** Dataset follows **

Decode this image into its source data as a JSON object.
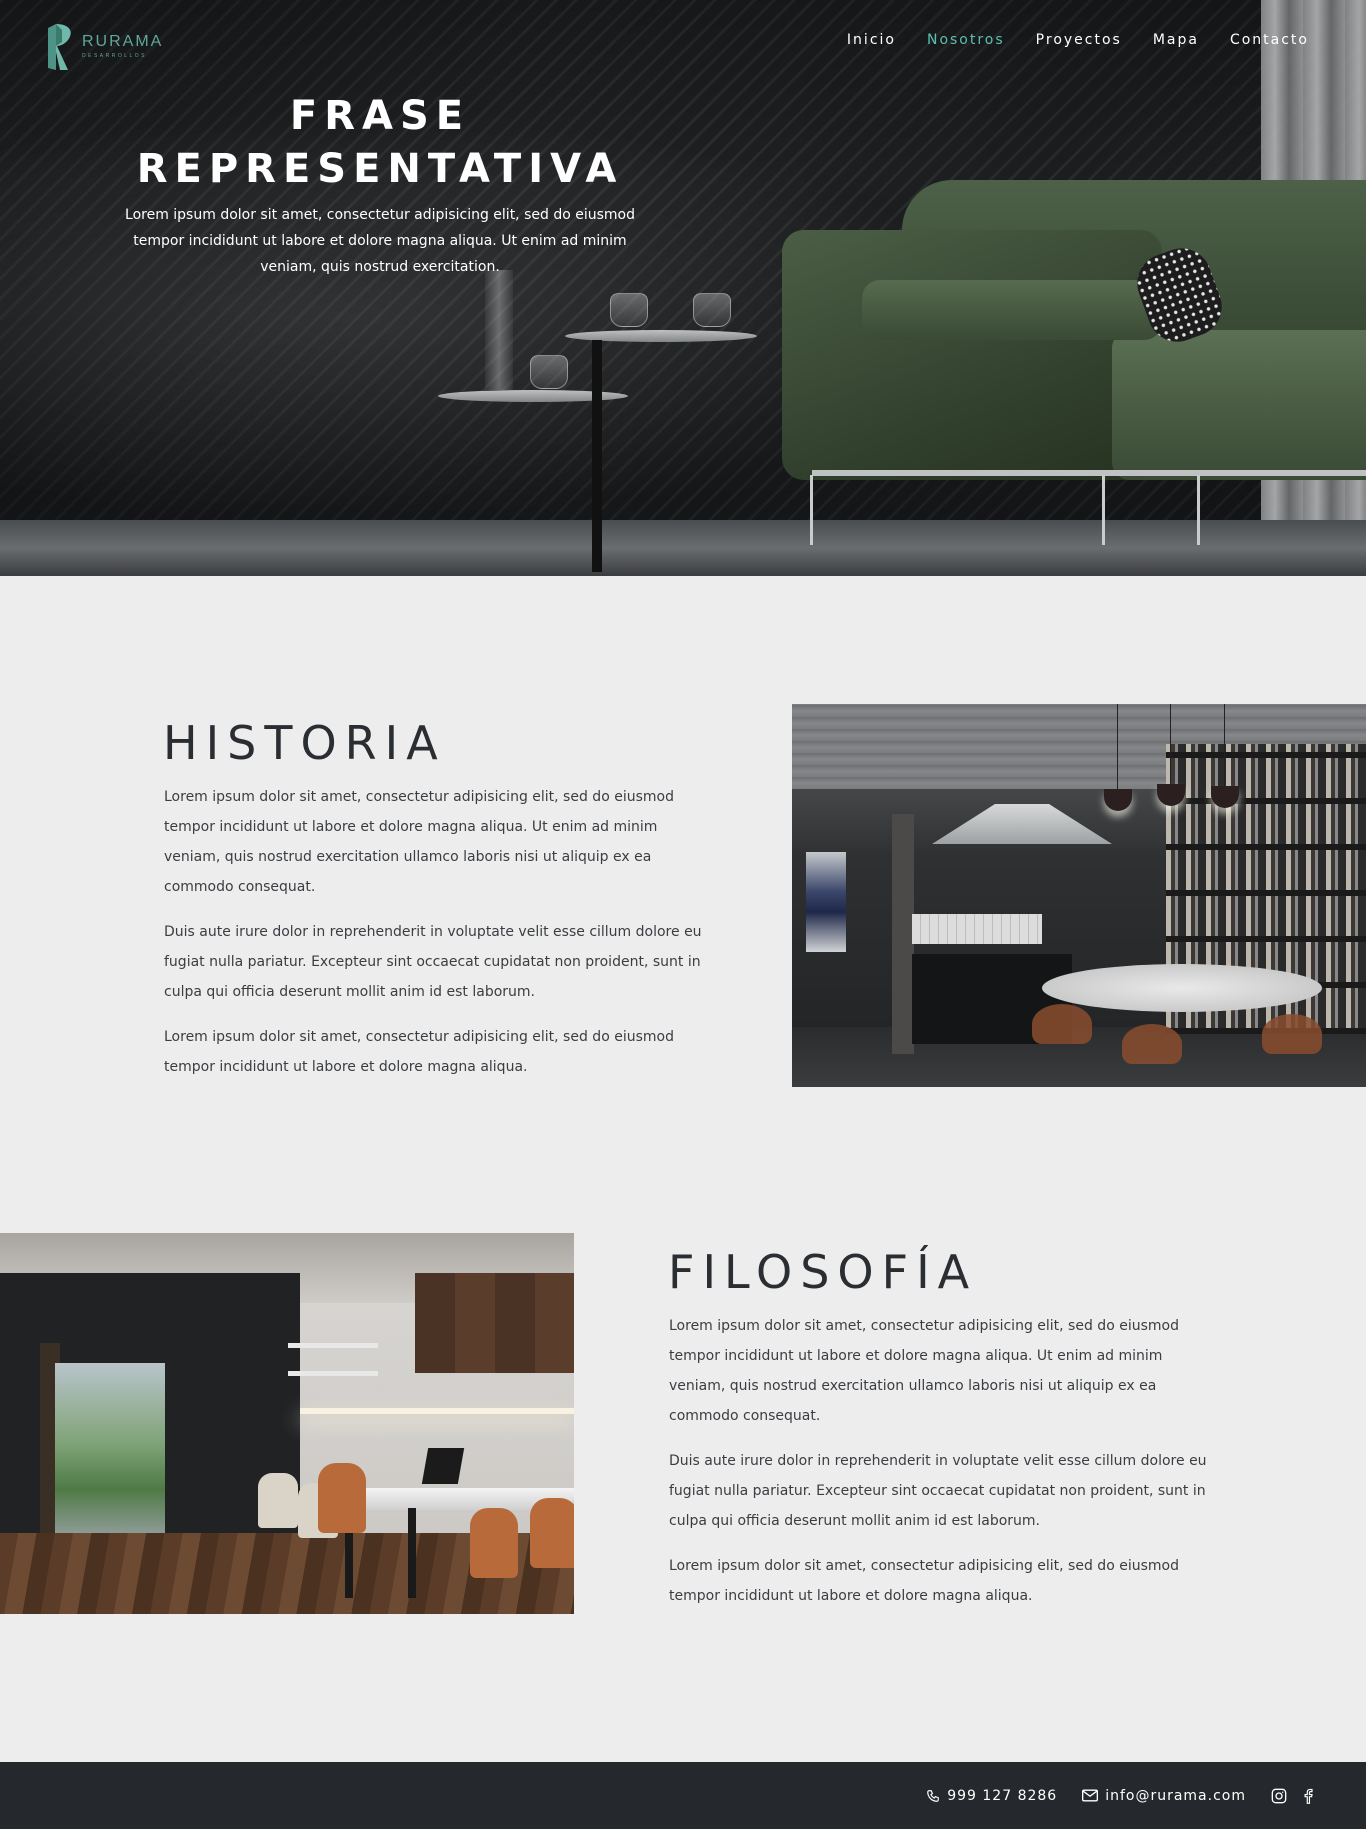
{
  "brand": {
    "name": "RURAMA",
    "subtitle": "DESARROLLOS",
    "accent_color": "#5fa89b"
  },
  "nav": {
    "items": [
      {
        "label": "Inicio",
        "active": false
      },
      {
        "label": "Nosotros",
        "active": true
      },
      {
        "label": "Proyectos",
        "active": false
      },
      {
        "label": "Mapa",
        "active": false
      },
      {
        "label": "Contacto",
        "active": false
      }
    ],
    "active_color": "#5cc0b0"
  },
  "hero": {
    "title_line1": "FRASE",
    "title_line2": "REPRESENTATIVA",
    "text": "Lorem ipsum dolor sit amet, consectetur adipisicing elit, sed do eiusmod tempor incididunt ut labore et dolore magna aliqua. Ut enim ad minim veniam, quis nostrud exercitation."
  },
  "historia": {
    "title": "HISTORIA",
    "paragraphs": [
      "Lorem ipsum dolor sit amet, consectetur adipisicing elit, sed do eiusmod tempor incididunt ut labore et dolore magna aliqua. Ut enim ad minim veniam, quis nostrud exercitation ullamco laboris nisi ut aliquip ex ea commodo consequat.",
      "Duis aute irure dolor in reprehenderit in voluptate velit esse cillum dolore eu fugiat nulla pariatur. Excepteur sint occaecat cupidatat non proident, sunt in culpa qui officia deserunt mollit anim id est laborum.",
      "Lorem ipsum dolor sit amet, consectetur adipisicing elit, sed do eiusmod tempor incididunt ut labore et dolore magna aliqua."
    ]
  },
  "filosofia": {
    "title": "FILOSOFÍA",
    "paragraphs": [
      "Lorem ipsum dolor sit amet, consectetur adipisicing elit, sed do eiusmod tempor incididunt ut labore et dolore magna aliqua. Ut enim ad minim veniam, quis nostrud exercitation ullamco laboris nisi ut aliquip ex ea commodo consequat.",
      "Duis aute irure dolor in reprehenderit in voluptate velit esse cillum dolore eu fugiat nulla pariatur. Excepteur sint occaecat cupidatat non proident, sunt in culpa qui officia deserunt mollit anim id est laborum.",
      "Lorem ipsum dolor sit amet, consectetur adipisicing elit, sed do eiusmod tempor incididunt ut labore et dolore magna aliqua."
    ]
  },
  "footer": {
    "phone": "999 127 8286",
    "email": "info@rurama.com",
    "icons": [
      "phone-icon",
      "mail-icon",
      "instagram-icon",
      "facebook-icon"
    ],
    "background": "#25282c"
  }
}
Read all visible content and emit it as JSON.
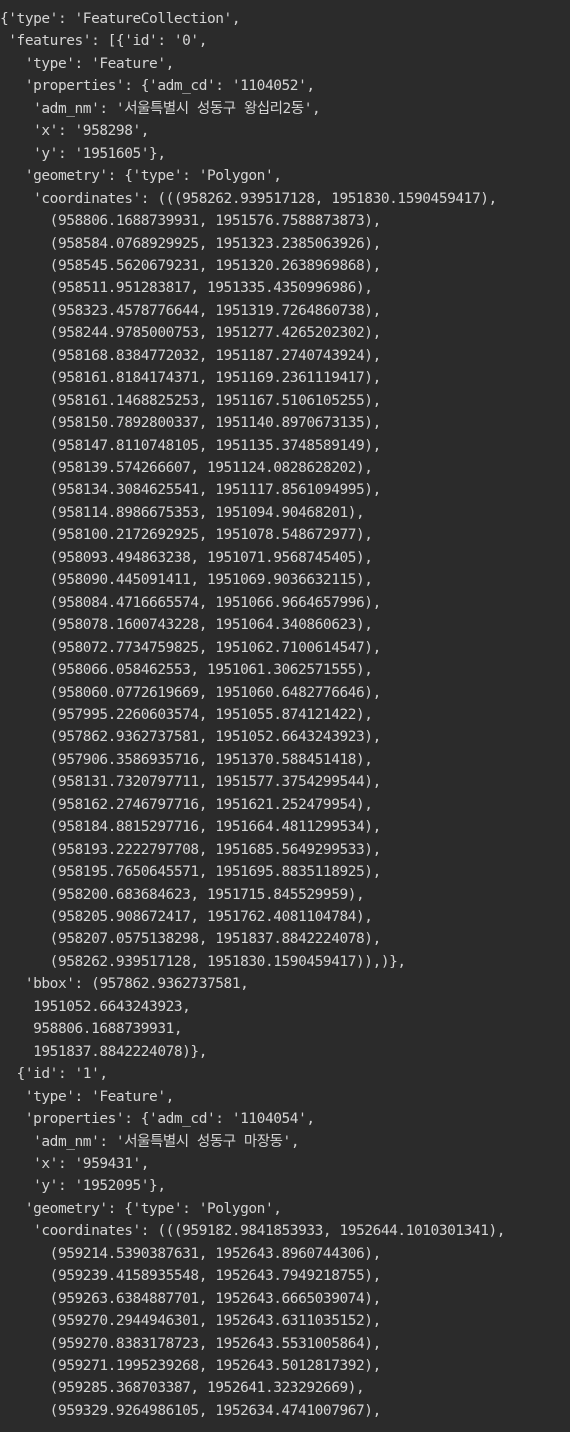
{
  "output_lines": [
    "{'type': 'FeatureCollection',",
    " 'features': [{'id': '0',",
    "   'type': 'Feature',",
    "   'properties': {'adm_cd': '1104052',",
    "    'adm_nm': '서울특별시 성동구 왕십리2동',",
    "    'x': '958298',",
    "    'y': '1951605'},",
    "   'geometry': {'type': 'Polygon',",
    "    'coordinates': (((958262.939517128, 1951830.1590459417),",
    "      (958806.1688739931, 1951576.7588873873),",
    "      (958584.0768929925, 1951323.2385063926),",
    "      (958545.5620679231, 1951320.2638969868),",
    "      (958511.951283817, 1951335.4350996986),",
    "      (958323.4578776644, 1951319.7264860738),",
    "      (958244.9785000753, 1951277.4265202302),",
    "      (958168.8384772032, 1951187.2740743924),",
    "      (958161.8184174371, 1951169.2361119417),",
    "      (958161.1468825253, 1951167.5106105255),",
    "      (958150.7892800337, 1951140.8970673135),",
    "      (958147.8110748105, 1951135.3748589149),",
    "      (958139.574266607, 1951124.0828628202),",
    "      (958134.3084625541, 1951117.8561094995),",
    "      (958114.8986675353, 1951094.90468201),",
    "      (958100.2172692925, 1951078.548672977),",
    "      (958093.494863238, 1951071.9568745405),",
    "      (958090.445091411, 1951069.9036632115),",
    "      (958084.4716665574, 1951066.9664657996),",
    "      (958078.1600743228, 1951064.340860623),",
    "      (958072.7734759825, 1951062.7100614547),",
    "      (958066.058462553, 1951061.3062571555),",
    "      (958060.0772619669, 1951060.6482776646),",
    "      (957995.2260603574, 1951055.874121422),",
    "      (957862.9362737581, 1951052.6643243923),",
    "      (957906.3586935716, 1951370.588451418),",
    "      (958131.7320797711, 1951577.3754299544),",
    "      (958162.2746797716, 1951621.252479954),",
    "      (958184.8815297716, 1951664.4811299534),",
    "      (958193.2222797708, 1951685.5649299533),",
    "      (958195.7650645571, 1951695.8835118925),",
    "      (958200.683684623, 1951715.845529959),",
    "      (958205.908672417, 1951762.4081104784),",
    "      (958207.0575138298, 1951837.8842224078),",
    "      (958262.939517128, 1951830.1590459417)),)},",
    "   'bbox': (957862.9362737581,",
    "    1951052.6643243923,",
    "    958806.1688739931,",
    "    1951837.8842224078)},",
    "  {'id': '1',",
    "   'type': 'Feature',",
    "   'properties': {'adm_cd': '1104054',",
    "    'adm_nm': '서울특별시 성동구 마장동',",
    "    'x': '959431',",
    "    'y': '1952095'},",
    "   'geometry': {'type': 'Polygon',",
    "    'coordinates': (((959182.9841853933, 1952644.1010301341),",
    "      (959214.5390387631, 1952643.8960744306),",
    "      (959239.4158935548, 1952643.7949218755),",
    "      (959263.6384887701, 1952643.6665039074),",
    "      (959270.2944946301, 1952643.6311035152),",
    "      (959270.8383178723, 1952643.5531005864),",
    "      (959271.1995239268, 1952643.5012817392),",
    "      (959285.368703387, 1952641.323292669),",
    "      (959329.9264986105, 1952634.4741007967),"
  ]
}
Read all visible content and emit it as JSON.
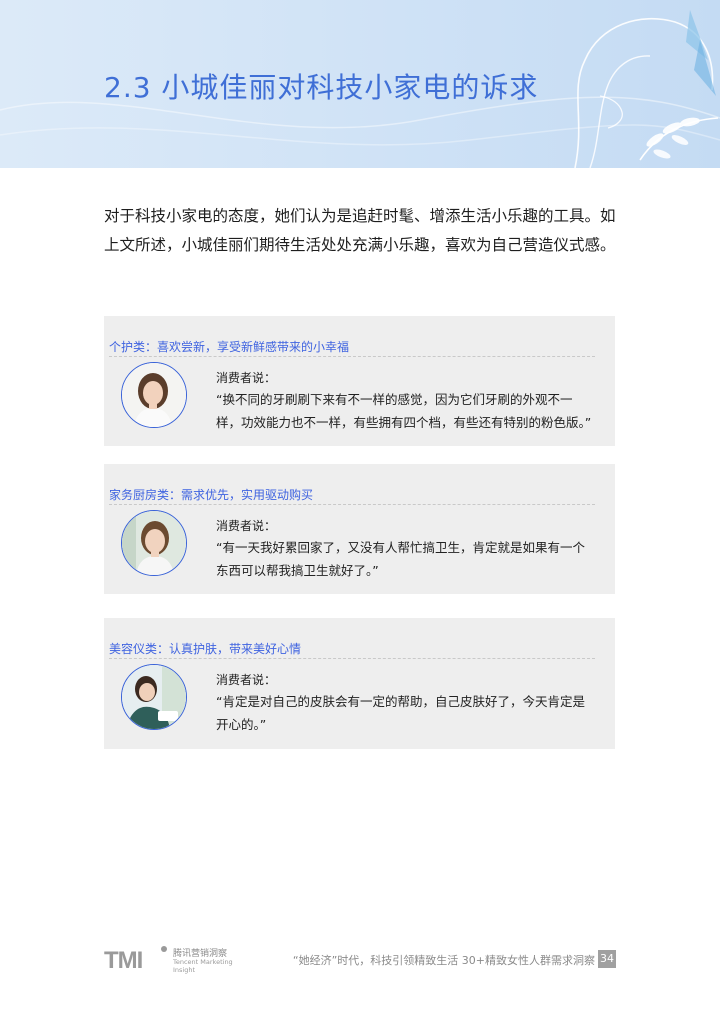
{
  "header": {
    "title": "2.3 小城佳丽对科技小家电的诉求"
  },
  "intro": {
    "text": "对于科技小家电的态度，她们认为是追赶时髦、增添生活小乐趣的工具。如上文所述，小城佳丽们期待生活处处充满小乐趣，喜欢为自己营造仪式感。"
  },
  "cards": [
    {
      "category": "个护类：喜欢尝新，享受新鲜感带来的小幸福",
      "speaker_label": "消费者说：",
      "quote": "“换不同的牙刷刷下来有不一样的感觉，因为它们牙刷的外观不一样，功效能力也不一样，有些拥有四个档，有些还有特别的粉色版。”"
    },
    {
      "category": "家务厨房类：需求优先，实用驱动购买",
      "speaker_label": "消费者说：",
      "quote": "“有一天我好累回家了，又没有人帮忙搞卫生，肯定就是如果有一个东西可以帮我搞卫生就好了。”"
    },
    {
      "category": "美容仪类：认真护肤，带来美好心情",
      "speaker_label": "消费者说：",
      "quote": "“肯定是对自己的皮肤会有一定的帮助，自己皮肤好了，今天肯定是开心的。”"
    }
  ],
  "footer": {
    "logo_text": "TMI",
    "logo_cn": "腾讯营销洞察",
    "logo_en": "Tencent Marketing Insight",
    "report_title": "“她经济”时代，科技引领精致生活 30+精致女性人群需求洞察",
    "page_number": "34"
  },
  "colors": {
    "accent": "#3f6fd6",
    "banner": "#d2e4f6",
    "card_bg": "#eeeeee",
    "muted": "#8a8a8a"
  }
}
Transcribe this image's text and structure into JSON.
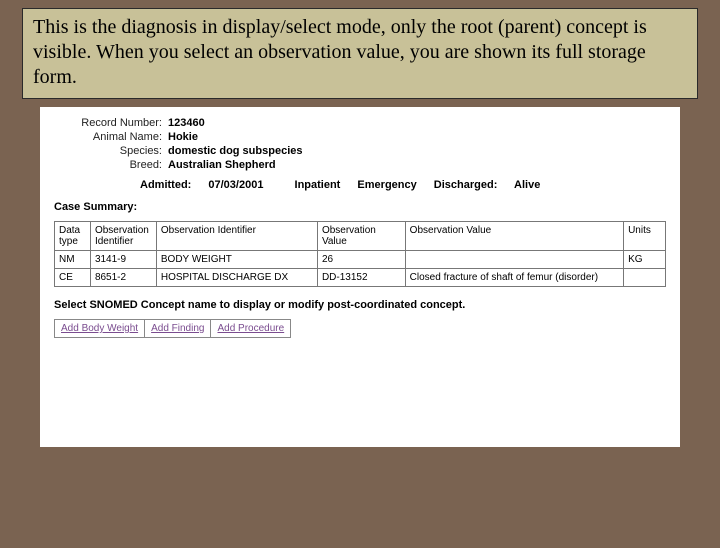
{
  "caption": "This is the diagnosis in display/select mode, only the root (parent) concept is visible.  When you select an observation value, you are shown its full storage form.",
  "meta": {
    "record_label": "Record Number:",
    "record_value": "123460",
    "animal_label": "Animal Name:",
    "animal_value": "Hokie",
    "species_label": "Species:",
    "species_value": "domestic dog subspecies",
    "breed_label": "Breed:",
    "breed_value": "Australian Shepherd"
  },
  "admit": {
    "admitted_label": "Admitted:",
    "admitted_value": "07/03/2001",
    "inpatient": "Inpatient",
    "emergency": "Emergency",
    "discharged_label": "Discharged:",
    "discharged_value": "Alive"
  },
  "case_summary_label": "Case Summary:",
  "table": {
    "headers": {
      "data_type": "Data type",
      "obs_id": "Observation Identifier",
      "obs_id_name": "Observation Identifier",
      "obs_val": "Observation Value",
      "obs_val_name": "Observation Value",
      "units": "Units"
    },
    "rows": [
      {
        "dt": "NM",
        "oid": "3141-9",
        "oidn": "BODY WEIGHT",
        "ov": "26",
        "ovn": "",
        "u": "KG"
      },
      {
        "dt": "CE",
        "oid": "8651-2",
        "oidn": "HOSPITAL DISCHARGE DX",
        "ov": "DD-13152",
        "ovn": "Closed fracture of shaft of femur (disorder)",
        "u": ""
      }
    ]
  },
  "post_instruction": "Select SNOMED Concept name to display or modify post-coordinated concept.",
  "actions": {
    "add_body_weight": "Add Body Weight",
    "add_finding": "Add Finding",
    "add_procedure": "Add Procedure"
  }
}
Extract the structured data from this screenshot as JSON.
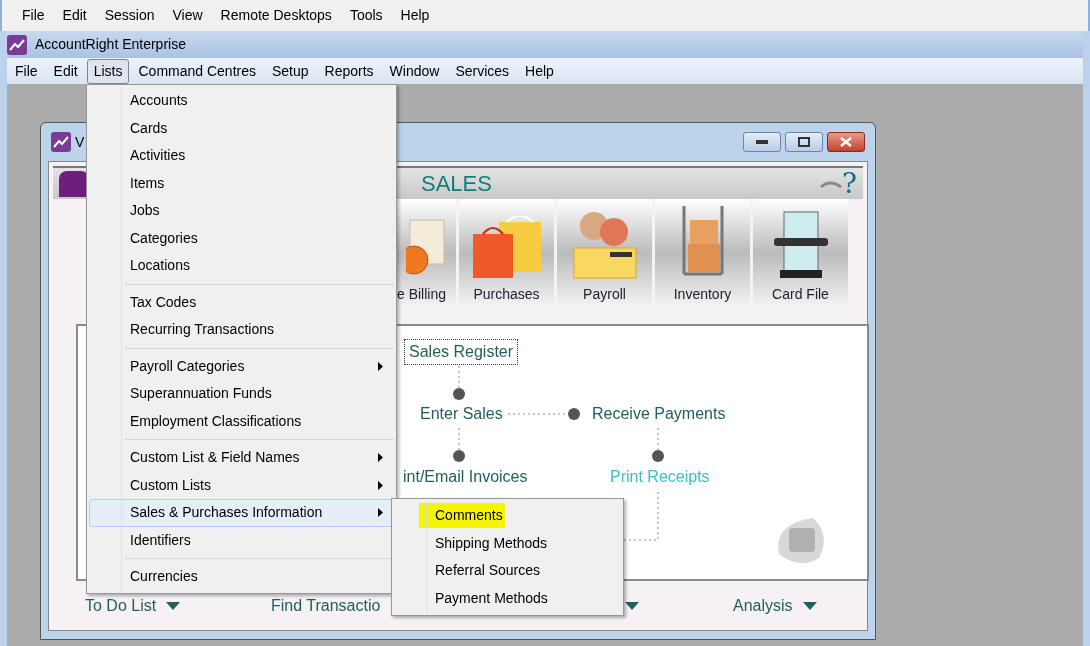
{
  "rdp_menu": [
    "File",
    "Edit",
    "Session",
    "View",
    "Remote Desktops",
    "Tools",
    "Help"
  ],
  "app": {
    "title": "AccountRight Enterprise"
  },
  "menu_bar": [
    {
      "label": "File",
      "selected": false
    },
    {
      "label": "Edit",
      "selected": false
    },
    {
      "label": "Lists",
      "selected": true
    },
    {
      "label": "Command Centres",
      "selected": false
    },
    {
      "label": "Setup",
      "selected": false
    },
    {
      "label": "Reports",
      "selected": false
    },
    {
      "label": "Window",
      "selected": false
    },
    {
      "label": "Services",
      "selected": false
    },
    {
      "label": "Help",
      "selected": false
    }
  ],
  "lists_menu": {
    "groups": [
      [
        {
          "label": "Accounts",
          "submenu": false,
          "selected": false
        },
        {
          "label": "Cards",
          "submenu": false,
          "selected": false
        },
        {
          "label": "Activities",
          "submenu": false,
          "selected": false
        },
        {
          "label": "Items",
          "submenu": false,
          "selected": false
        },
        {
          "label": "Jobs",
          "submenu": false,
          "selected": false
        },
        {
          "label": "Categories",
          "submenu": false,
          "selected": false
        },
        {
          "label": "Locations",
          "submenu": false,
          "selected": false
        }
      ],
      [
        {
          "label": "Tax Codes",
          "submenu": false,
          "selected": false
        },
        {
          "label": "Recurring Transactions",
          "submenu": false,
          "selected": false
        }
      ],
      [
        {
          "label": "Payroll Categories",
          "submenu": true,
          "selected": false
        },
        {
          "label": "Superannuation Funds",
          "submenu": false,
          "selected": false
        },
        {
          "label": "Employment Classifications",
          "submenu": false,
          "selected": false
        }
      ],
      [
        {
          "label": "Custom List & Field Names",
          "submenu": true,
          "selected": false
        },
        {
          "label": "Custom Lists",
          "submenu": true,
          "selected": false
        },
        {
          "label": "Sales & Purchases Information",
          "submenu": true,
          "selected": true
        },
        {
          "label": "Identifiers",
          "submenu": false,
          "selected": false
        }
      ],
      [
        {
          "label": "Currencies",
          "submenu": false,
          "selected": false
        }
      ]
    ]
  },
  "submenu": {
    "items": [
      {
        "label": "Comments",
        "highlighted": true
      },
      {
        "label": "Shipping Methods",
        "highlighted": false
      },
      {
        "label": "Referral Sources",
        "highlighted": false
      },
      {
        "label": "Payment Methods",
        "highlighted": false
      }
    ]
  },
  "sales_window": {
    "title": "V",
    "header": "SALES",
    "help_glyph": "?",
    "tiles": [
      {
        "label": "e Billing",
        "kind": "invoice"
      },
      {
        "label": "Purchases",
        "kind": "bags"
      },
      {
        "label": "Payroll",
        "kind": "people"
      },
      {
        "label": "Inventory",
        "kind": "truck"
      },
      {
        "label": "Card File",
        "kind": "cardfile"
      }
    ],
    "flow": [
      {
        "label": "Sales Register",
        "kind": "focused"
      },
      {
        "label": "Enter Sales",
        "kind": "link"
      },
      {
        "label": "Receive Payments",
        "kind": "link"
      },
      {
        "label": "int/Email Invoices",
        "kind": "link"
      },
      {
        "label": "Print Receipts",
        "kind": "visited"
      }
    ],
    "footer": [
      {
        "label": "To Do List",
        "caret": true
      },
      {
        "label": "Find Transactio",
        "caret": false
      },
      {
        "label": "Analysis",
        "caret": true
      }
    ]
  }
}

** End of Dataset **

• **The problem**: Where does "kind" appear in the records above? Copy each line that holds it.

• **Exercise result**:
        "kind": "invoice"
        "kind": "bags"
        "kind": "people"
        "kind": "truck"
        "kind": "cardfile"
        "kind": "focused"
        "kind": "link"
        "kind": "link"
        "kind": "link"
        "kind": "visited"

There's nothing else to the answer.